SBUX also leads in technical innovations. It has mobile apps for ordering from your table, reward points and was among the first public venues to provide free Wi-Fi. It has the advantage of unified and skilled leadership: Founder (1971) Howard S. Schultz still is Chairman, CEO and President. He clearly has fulfilled and continues to refine a vision.
These are long-term reasons to understand the bedrock position of SBUX amid transformative times. Its outstanding metrics make it a strong buy, if not immediately given the debt-ceiling, budget and Health Insurance Mandate, then on the next string of red days. The cash flow alone of SBUX is 4 x debts and revenues are 26 x debts. Its tiny .10 debts/equity are reflected in a 33 coverage ratio. Its ROE is very good, 27.9. Primarily a growth play, it yields 1.1% on a moderate 38% payout.

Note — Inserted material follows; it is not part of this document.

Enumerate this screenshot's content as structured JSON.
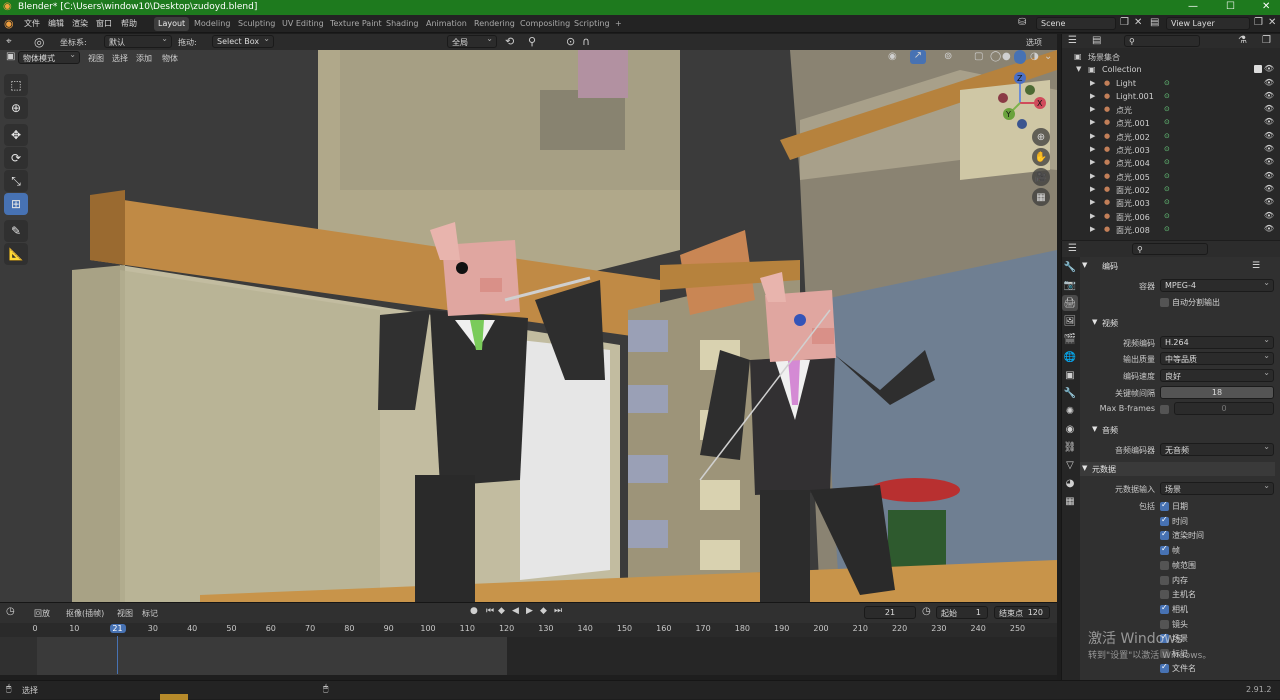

DNKN's ROE is 33% higher at 36. To finance its expansion, DNKN is carrying significant debt but still has a decent .9 quick ratio. It yields 1.7% on a 55% payout in line with major companies in the sector: Johnson & Johnson (JNJ) and McDonald's (MCD) at 55% payout, Coca Cola (KO) at 57% and Procter & Gamble (PG) at 59%.
In moves that enhance its posture as a health and socially conscious, SBUX has banned guns in its stores and engaged a joint venture with organic and health food retailer Whole Food Markets (WFM), also a top company with zero debt and high growth (13.1%) to carry its juices and three brands of trail mix snack bars. It has strengthened its brand identity and offerings with La Boulange and its trademark Tazo Tea.

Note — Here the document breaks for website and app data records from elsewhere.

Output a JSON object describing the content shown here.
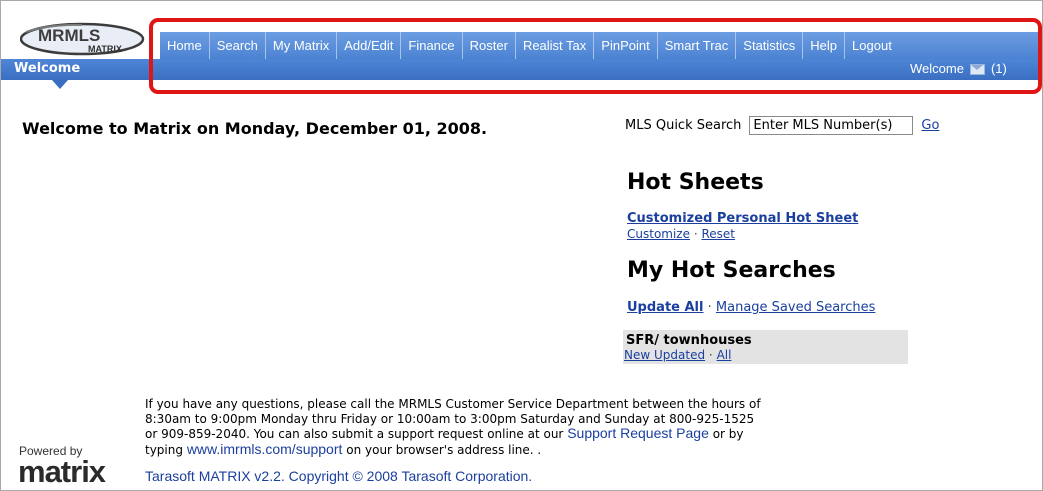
{
  "header": {
    "logo_text": "MRMLS",
    "logo_subtext": "MATRIX",
    "nav_items": [
      {
        "label": "Home"
      },
      {
        "label": "Search"
      },
      {
        "label": "My Matrix"
      },
      {
        "label": "Add/Edit"
      },
      {
        "label": "Finance"
      },
      {
        "label": "Roster"
      },
      {
        "label": "Realist Tax"
      },
      {
        "label": "PinPoint"
      },
      {
        "label": "Smart Trac"
      },
      {
        "label": "Statistics"
      },
      {
        "label": "Help"
      },
      {
        "label": "Logout"
      }
    ],
    "active_tab": "Welcome",
    "welcome_right_label": "Welcome",
    "message_count": "(1)",
    "colors": {
      "nav_blue": "#4b82d2",
      "bar_blue": "#3a6ec2",
      "highlight_red": "#e01515"
    }
  },
  "main": {
    "welcome_heading": "Welcome to Matrix on Monday, December 01, 2008."
  },
  "quick_search": {
    "label": "MLS Quick Search",
    "placeholder": "Enter MLS Number(s)",
    "go_label": "Go"
  },
  "hot_sheets": {
    "title": "Hot Sheets",
    "link": "Customized Personal Hot Sheet",
    "customize": "Customize",
    "separator": "·",
    "reset": "Reset"
  },
  "hot_searches": {
    "title": "My Hot Searches",
    "update_all": "Update All",
    "separator": "·",
    "manage": "Manage Saved Searches",
    "saved_search": {
      "name": "SFR/ townhouses",
      "new_updated": "New Updated",
      "separator": "·",
      "all": "All"
    }
  },
  "footer": {
    "help_text_1": "If you have any questions, please call the MRMLS Customer Service Department between the hours of 8:30am to 9:00pm Monday thru Friday or 10:00am to 3:00pm Saturday and Sunday at 800-925-1525 or 909-859-2040. You can also submit a support request online at our",
    "support_link": "Support Request Page",
    "help_text_2": "or by typing",
    "support_url": "www.imrmls.com/support",
    "help_text_3": "on your browser's address line. .",
    "powered_by": "Powered by",
    "powered_logo": "matrix",
    "copyright": "Tarasoft MATRIX v2.2. Copyright © 2008 Tarasoft Corporation."
  }
}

These are two great companies positioned for sustainable growth aligned to the otherwise discomfiting and widening socio-economic division of America. While SBUX is the market's darling with superb metrics few stocks surpass, the growth of DNKN should be strong and durable. It will be opening 150 outlets in the UK in the next five years, 50 in London alone. It already is established in 60 nations worldwide and its brand is likely to become a favorite with millions of people with limited money to spend and a taste for sweets, bread and good coffee.

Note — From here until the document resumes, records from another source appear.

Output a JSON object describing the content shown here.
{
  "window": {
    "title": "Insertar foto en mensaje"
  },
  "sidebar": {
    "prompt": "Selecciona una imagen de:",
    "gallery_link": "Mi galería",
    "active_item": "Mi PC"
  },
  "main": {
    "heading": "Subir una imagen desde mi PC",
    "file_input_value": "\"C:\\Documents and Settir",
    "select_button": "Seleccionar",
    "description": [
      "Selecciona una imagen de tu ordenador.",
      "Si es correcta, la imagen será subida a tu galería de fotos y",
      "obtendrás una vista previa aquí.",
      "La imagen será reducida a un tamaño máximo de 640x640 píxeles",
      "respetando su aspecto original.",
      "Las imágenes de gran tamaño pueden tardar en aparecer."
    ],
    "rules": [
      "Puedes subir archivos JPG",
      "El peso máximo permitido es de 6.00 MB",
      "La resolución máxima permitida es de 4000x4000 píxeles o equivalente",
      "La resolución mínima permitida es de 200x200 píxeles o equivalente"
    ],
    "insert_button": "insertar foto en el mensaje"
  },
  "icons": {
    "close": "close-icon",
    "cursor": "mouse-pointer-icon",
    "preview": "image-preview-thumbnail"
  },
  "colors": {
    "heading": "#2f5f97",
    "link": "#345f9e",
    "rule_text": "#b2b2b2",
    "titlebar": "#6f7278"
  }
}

DNKN is up 45% YTD and 100% (doubled) since 1Q 2012. SBUX has risen 55% YTD and 276% in three years since 3Q 2010. Since the 4Q 2008-1Q 2009 bottom it has risen tenfold and clearly has upside. Its worldwide presence features 4000 stores in the Asia-Pacific region and nearly 21,000 in all. In the decade from 2002-2012 its revenues quadrupled from $3.3 billion to $13.3 billion on a market cap now approaching $58.5 billion.
In my view, every investor should have an overweight position in these companies. Those who prefer to distribute their risk and diversify into the sector can use the Vanguard Consumer Discretionary ETF (VCR) in which SBUX and DNKN are the eighth and 110th holdings. The relatively small weighting of the latter might be additional reason to own DNKN as an individual equity if you choose to play the sector, +30.7% YTD, via this low cost ETF.